Leaf emergence was studied on main and first-order shoots of peach and nectarine [Prunus persica (L.) Batsch.] trees belonging to nine standard cultivars, during their first growing season. The number of emerged leaves was recorded on main shoots (originating from the grafted buds) and on first-order shoots (inserted directly on main shoots). Similarly shaped leaf emergence curves were observed on main and first-order shoots for all the cultivars. Leaf emergence rate decreased gradually as the number of leaves increased. The number of emerged leaves could be modeled as a monomolecular function of accumulated thermal units. Significant differences were found between cultivars in a multiple analysis of variance of the model parameters, for main and first-order shoots. The ranking of the cultivars was similar for both types of shoots. Leaf emergence rate was lower on first-order shoots than on main shoots. Differentiating between shoot types is necessary for a reliable comparison of genotypes.

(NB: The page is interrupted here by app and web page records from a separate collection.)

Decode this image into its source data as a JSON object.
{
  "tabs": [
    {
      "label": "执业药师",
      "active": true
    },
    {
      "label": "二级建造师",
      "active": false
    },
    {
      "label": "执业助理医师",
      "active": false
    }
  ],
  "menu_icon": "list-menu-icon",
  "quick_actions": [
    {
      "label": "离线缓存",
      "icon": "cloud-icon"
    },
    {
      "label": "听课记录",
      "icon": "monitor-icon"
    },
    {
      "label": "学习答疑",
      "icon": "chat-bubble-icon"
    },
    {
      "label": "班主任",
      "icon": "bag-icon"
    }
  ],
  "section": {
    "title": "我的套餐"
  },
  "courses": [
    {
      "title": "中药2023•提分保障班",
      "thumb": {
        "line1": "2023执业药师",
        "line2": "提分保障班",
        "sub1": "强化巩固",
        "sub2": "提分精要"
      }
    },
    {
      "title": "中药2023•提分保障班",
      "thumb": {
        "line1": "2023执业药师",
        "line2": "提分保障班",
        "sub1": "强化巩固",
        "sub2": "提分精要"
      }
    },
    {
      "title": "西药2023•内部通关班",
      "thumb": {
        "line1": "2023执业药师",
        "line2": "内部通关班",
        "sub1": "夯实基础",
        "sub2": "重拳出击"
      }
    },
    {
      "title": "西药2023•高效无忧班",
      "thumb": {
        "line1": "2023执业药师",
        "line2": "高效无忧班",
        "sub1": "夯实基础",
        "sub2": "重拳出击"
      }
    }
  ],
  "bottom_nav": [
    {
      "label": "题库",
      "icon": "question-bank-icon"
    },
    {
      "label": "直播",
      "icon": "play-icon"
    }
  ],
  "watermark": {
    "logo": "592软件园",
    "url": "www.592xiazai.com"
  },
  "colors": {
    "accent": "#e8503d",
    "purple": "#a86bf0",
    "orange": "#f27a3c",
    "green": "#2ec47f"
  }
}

Genotypic variations in the length-diameter relationship of branches among peach and nectarine [Prunus persica (L.) Batsch.] cultivars were investigated. The length and basal diameter of all undamaged first-order shoots from 1-year-old trees of 14 cultivars and one accession were measured. Statistical analysis of the allometric relationship between length and basal diameter of shoots provided evidence of genotypic differences for that relationship, although the diameter of very short shoots did not differ between genotypes. A gradient existed from `Armking' with thin shoots (9 mm in diameter for 85.5-cm-long shoots) to `Flavorcrest' with thick shoots (16.4 mm in diameter for 85.5-cm-long shoots). Early selection for shoot thickness should be possible in breeding programs. The likely consequences of observed shoot thickness variations on the mechanical and hydraulic properties of shoots are discussed.
Prunus davidiana (Carr.), a wild species with poor fruit quality that is related to peach [Prunus persica (L.) Batsch], is used as a source of resistance to pests and diseases in peach breeding programs. Two genotypes of P. davidiana were studied for fruit biochemical composition and compared to three genotypes of P. persica (`Summergrand', `Bailey' and `Pamirskij'), and two P. persica × P. davidiana hybrids. Fruit of P. davidiana clones had higher malic acid, neochlorogenic and cryptochlorogenic acid and lower sucrose concentrations than fruit of all P. persica genotypes, even poor-quality Bailey. Differences in biochemical composition could be related to sensory evaluation. P. persica × P. davidiana hybrids had intermediate values between their parents for neochlorogenic acid concentration. They were similar to the P. persica parent for total soluble sugar, malic and citric acid, amino acid and catechin concentrations, indicating possible rapid progress for fruit quality in a breeding program.